Task statement
Please reproduce the data below exactly, from the first line to the last.
Segment Start: Task data
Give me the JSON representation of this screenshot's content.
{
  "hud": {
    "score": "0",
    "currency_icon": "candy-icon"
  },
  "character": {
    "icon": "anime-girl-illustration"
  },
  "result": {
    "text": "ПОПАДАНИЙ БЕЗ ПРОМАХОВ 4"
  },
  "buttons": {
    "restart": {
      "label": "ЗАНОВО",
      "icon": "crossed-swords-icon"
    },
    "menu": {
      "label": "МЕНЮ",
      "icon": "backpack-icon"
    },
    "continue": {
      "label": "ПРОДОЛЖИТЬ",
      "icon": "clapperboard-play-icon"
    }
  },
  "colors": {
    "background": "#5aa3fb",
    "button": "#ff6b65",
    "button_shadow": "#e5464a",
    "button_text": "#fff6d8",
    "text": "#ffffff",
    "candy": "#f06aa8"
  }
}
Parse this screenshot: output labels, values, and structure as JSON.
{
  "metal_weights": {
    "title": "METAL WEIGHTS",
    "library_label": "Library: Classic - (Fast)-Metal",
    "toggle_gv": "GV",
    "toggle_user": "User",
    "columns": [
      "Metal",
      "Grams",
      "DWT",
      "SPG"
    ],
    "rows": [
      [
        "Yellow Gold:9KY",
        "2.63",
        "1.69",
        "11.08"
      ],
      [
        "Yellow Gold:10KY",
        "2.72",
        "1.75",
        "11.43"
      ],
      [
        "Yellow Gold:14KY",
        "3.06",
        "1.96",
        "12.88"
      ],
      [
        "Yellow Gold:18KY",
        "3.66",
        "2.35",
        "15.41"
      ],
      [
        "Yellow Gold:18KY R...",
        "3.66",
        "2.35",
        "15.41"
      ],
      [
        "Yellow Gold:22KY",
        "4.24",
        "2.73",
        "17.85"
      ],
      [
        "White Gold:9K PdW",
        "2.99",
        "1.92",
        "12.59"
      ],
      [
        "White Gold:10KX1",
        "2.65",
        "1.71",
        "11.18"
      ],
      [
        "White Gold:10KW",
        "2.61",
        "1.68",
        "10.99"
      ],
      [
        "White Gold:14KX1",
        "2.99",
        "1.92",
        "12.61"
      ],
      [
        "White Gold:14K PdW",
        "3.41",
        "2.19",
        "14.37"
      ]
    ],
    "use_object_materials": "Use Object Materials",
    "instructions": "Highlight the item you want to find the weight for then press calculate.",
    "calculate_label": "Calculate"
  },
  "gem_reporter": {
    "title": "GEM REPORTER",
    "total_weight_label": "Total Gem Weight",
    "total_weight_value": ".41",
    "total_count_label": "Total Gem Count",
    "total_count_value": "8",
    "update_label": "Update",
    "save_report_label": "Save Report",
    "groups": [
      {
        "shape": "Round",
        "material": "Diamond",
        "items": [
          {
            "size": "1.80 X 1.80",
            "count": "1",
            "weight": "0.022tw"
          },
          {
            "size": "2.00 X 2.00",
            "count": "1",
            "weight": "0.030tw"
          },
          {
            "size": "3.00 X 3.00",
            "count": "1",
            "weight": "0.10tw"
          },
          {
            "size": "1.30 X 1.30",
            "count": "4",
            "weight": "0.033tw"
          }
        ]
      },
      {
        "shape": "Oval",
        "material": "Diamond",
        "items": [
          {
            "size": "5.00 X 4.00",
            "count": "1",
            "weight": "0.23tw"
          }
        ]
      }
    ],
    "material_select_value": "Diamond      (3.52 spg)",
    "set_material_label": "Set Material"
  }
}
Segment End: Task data
Reply to the exercise
Give me the JSON representation of this screenshot's content.
{
  "hud": {
    "score": "0",
    "currency_icon": "candy-icon"
  },
  "character": {
    "icon": "anime-girl-illustration"
  },
  "result": {
    "text": "ПОПАДАНИЙ БЕЗ ПРОМАХОВ 4"
  },
  "buttons": {
    "restart": {
      "label": "ЗАНОВО",
      "icon": "crossed-swords-icon"
    },
    "menu": {
      "label": "МЕНЮ",
      "icon": "backpack-icon"
    },
    "continue": {
      "label": "ПРОДОЛЖИТЬ",
      "icon": "clapperboard-play-icon"
    }
  },
  "colors": {
    "background": "#5aa3fb",
    "button": "#ff6b65",
    "button_shadow": "#e5464a",
    "button_text": "#fff6d8",
    "text": "#ffffff",
    "candy": "#f06aa8"
  }
}
Parse this screenshot: output labels, values, and structure as JSON.
{
  "metal_weights": {
    "title": "METAL WEIGHTS",
    "library_label": "Library: Classic - (Fast)-Metal",
    "toggle_gv": "GV",
    "toggle_user": "User",
    "columns": [
      "Metal",
      "Grams",
      "DWT",
      "SPG"
    ],
    "rows": [
      [
        "Yellow Gold:9KY",
        "2.63",
        "1.69",
        "11.08"
      ],
      [
        "Yellow Gold:10KY",
        "2.72",
        "1.75",
        "11.43"
      ],
      [
        "Yellow Gold:14KY",
        "3.06",
        "1.96",
        "12.88"
      ],
      [
        "Yellow Gold:18KY",
        "3.66",
        "2.35",
        "15.41"
      ],
      [
        "Yellow Gold:18KY R...",
        "3.66",
        "2.35",
        "15.41"
      ],
      [
        "Yellow Gold:22KY",
        "4.24",
        "2.73",
        "17.85"
      ],
      [
        "White Gold:9K PdW",
        "2.99",
        "1.92",
        "12.59"
      ],
      [
        "White Gold:10KX1",
        "2.65",
        "1.71",
        "11.18"
      ],
      [
        "White Gold:10KW",
        "2.61",
        "1.68",
        "10.99"
      ],
      [
        "White Gold:14KX1",
        "2.99",
        "1.92",
        "12.61"
      ],
      [
        "White Gold:14K PdW",
        "3.41",
        "2.19",
        "14.37"
      ]
    ],
    "use_object_materials": "Use Object Materials",
    "instructions": "Highlight the item you want to find the weight for then press calculate.",
    "calculate_label": "Calculate"
  },
  "gem_reporter": {
    "title": "GEM REPORTER",
    "total_weight_label": "Total Gem Weight",
    "total_weight_value": ".41",
    "total_count_label": "Total Gem Count",
    "total_count_value": "8",
    "update_label": "Update",
    "save_report_label": "Save Report",
    "groups": [
      {
        "shape": "Round",
        "material": "Diamond",
        "items": [
          {
            "size": "1.80 X 1.80",
            "count": "1",
            "weight": "0.022tw"
          },
          {
            "size": "2.00 X 2.00",
            "count": "1",
            "weight": "0.030tw"
          },
          {
            "size": "3.00 X 3.00",
            "count": "1",
            "weight": "0.10tw"
          },
          {
            "size": "1.30 X 1.30",
            "count": "4",
            "weight": "0.033tw"
          }
        ]
      },
      {
        "shape": "Oval",
        "material": "Diamond",
        "items": [
          {
            "size": "5.00 X 4.00",
            "count": "1",
            "weight": "0.23tw"
          }
        ]
      }
    ],
    "material_select_value": "Diamond      (3.52 spg)",
    "set_material_label": "Set Material"
  }
}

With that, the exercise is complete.